7.  Hide- Who doesn’t love a game of hide and go seek?  Wondering what to do with that mountain of stuffed animals that grows every birthday and holiday?  Hide them and have your kids find them.  Add a pair of binoculars made out of toilet paper rolls, and you’ve got an animal expedition.

How do you breathe life into old toys?

Kat Camp- Using a Hot Glue Gun to Make Recycled Material Robots

So happy to have my son, Liam, helping me with this video.  He is an expert with the hot glue gun!

Children can use a hot glue gun, if they are able to follow a few simple rules.

1.  Never use a hot glue gun without an adult present.

2.  Do not touch the glue until it is dry.

3.  Do not touch the metal end of the hot glue gun.

Hot glue is a great material to work with for kids, because it dries instantly.  They do not have to wait to play with their creations.

Here is our video.  Make sure to send us your photos of the creations you made with hot glue and recycled materials!

Kat Camp- Butterflies

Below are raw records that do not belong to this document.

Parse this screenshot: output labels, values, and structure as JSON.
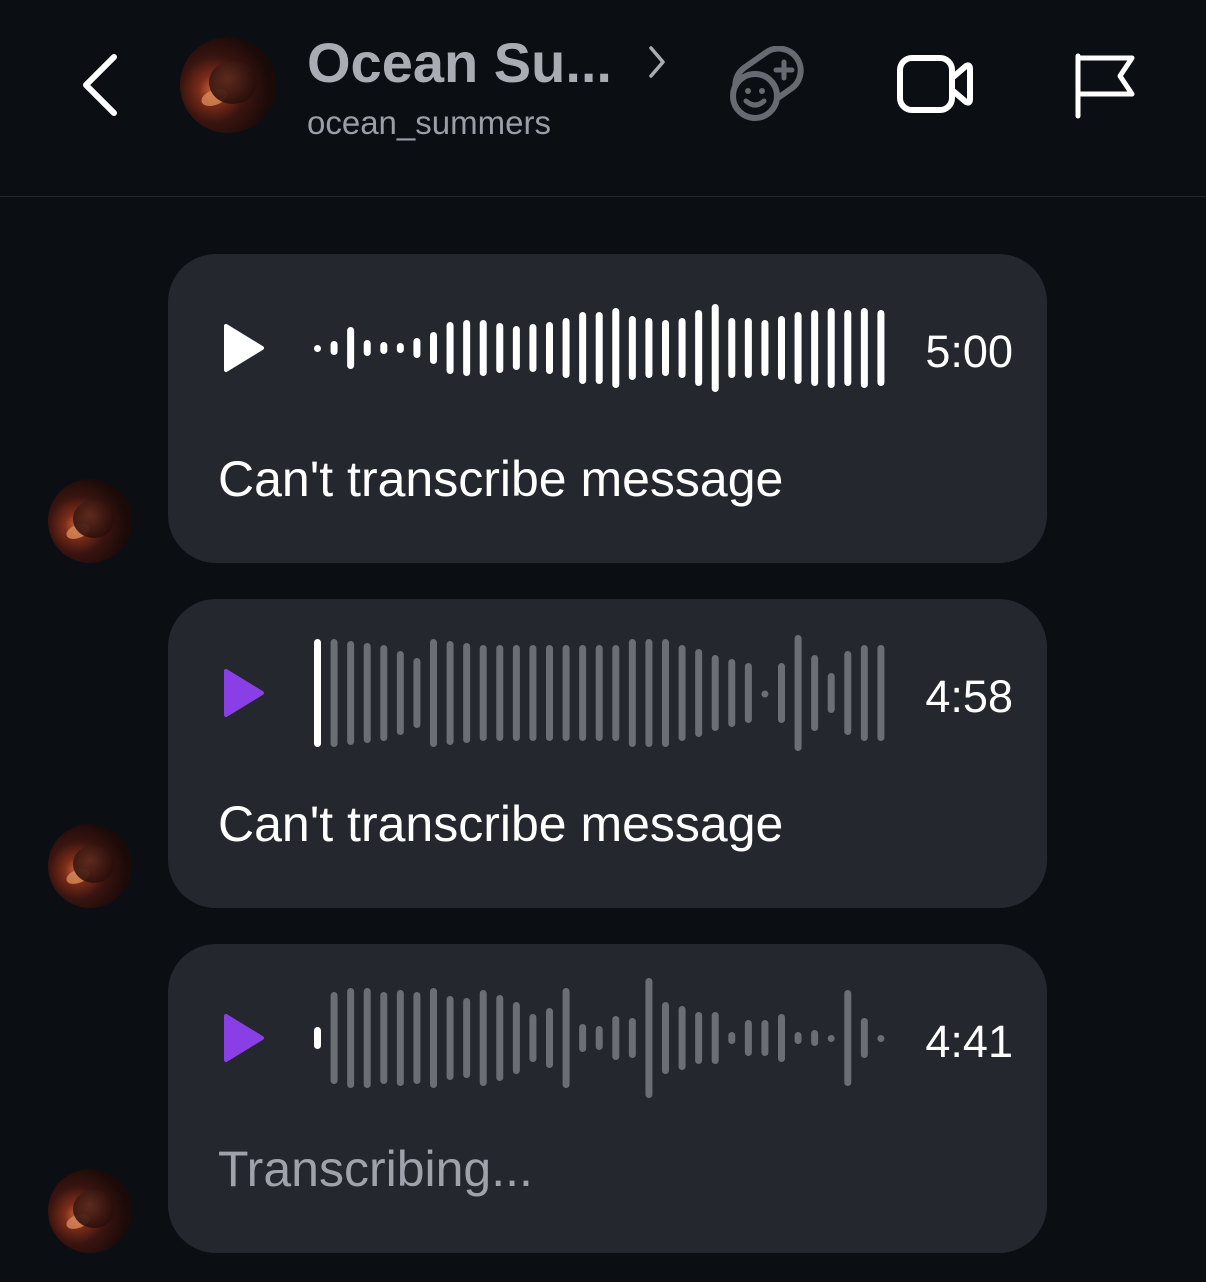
{
  "header": {
    "back_icon": "chevron-left-icon",
    "contact_name": "Ocean Su...",
    "contact_username": "ocean_summers",
    "chevron_icon": "chevron-right-icon",
    "effects_icon": "effects-add-icon",
    "video_icon": "video-call-icon",
    "flag_icon": "report-flag-icon"
  },
  "messages": [
    {
      "duration": "5:00",
      "caption": "Can't transcribe message",
      "play_color": "#ffffff",
      "played": true
    },
    {
      "duration": "4:58",
      "caption": "Can't transcribe message",
      "play_color": "#8a3ee6",
      "played": false
    },
    {
      "duration": "4:41",
      "caption": "Transcribing...",
      "play_color": "#8a3ee6",
      "played": false
    }
  ],
  "colors": {
    "background": "#0b0e13",
    "bubble": "#24272e",
    "accent_purple": "#8a3ee6",
    "wave_played": "#ffffff",
    "wave_unplayed": "#6b6e74"
  }
}
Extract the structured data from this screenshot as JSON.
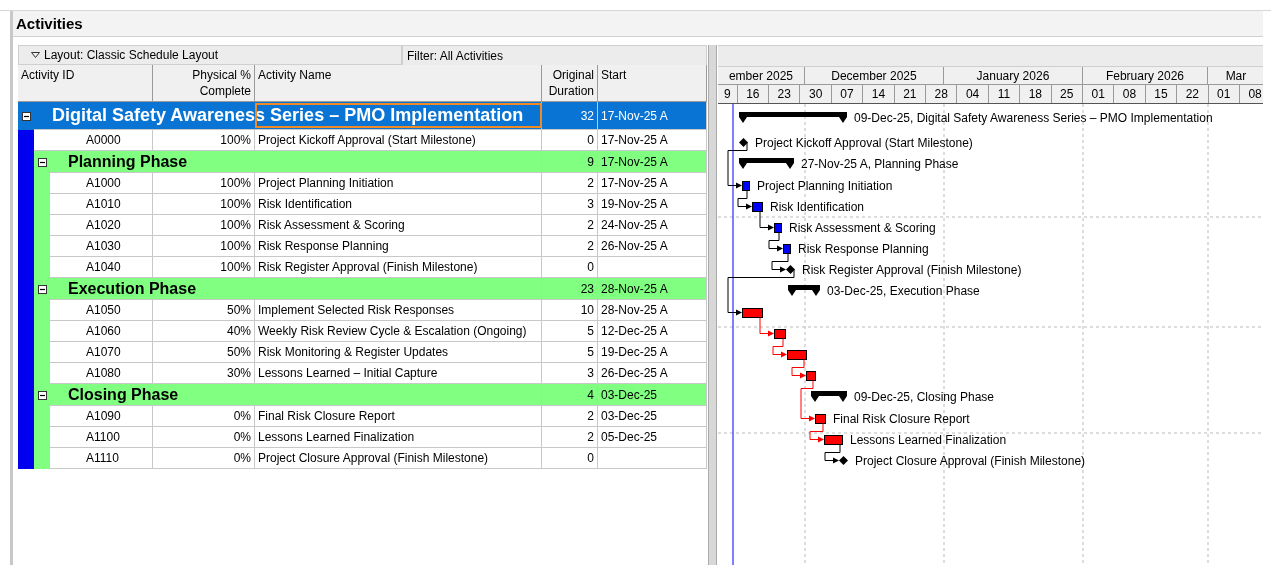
{
  "panel": {
    "title": "Activities"
  },
  "toolbar": {
    "layout": "Layout: Classic Schedule Layout",
    "filter": "Filter: All Activities"
  },
  "table": {
    "columns": [
      {
        "label": "Activity ID"
      },
      {
        "label": "Physical %\nComplete"
      },
      {
        "label": "Activity Name"
      },
      {
        "label": "Original\nDuration"
      },
      {
        "label": "Start"
      }
    ],
    "rows": [
      {
        "kind": "project",
        "name": "Digital Safety Awareness Series – PMO Implementation",
        "duration": "32",
        "start": "17-Nov-25 A",
        "selected": true,
        "expanded": true,
        "bar_label": "09-Dec-25, Digital Safety Awareness Series – PMO Implementation",
        "children": [
          {
            "kind": "milestone",
            "id": "A0000",
            "complete": "100%",
            "name": "Project Kickoff Approval (Start Milestone)",
            "duration": "0",
            "start": "17-Nov-25 A",
            "bar_label": "Project Kickoff Approval (Start Milestone)"
          },
          {
            "kind": "group",
            "name": "Planning Phase",
            "duration": "9",
            "start": "17-Nov-25 A",
            "expanded": true,
            "bar_label": "27-Nov-25 A, Planning Phase",
            "children": [
              {
                "kind": "task",
                "id": "A1000",
                "complete": "100%",
                "name": "Project Planning Initiation",
                "duration": "2",
                "start": "17-Nov-25 A",
                "bar_label": "Project Planning Initiation",
                "color": "#0000ff"
              },
              {
                "kind": "task",
                "id": "A1010",
                "complete": "100%",
                "name": "Risk Identification",
                "duration": "3",
                "start": "19-Nov-25 A",
                "bar_label": "Risk Identification",
                "color": "#0000ff"
              },
              {
                "kind": "task",
                "id": "A1020",
                "complete": "100%",
                "name": "Risk Assessment & Scoring",
                "duration": "2",
                "start": "24-Nov-25 A",
                "bar_label": "Risk Assessment & Scoring",
                "color": "#0000ff"
              },
              {
                "kind": "task",
                "id": "A1030",
                "complete": "100%",
                "name": "Risk Response Planning",
                "duration": "2",
                "start": "26-Nov-25 A",
                "bar_label": "Risk Response Planning",
                "color": "#0000ff"
              },
              {
                "kind": "milestone",
                "id": "A1040",
                "complete": "100%",
                "name": "Risk Register Approval (Finish Milestone)",
                "duration": "0",
                "bar_label": "Risk Register Approval (Finish Milestone)"
              }
            ]
          },
          {
            "kind": "group",
            "name": "Execution Phase",
            "duration": "23",
            "start": "28-Nov-25 A",
            "expanded": true,
            "bar_label": "03-Dec-25, Execution Phase",
            "children": [
              {
                "kind": "task",
                "id": "A1050",
                "complete": "50%",
                "name": "Implement Selected Risk Responses",
                "duration": "10",
                "start": "28-Nov-25 A",
                "color": "#ff0000"
              },
              {
                "kind": "task",
                "id": "A1060",
                "complete": "40%",
                "name": "Weekly Risk Review Cycle & Escalation (Ongoing)",
                "duration": "5",
                "start": "12-Dec-25 A",
                "color": "#ff0000"
              },
              {
                "kind": "task",
                "id": "A1070",
                "complete": "50%",
                "name": "Risk Monitoring & Register Updates",
                "duration": "5",
                "start": "19-Dec-25 A",
                "color": "#ff0000"
              },
              {
                "kind": "task",
                "id": "A1080",
                "complete": "30%",
                "name": "Lessons Learned – Initial Capture",
                "duration": "3",
                "start": "26-Dec-25 A",
                "color": "#ff0000"
              }
            ]
          },
          {
            "kind": "group",
            "name": "Closing Phase",
            "duration": "4",
            "start": "03-Dec-25",
            "expanded": true,
            "bar_label": "09-Dec-25, Closing Phase",
            "children": [
              {
                "kind": "task",
                "id": "A1090",
                "complete": "0%",
                "name": "Final Risk Closure Report",
                "duration": "2",
                "start": "03-Dec-25",
                "bar_label": "Final Risk Closure Report",
                "color": "#ff0000"
              },
              {
                "kind": "task",
                "id": "A1100",
                "complete": "0%",
                "name": "Lessons Learned Finalization",
                "duration": "2",
                "start": "05-Dec-25",
                "bar_label": "Lessons Learned Finalization",
                "color": "#ff0000"
              },
              {
                "kind": "milestone",
                "id": "A1110",
                "complete": "0%",
                "name": "Project Closure Approval (Finish Milestone)",
                "duration": "0",
                "bar_label": "Project Closure Approval (Finish Milestone)"
              }
            ]
          }
        ]
      }
    ]
  },
  "gantt": {
    "months": [
      "ember 2025",
      "December 2025",
      "January 2026",
      "February 2026",
      "Mar"
    ],
    "weeks": [
      "9",
      "16",
      "23",
      "30",
      "07",
      "14",
      "21",
      "28",
      "04",
      "11",
      "18",
      "25",
      "01",
      "08",
      "15",
      "22",
      "01",
      "08"
    ]
  }
}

I teach extracurricular arts and science camps for young children.  Most of my camps are held during school breaks, so I will not see some students for a couple of months at a time.   A couple of very sweet girls saw a video of my singing on facebook, and told their mothers “I want another video of Miss Kat.” (Talk about an ego boost!)  So I decided to make a series of short videos for children to demonstrate crafts, sing songs, and engage in other activities they might enjoy.  One of the little girls I mentioned sent me a video of her dancing like a butterfly.  I made this first video with a butterfly craft and lullaby with her in mind.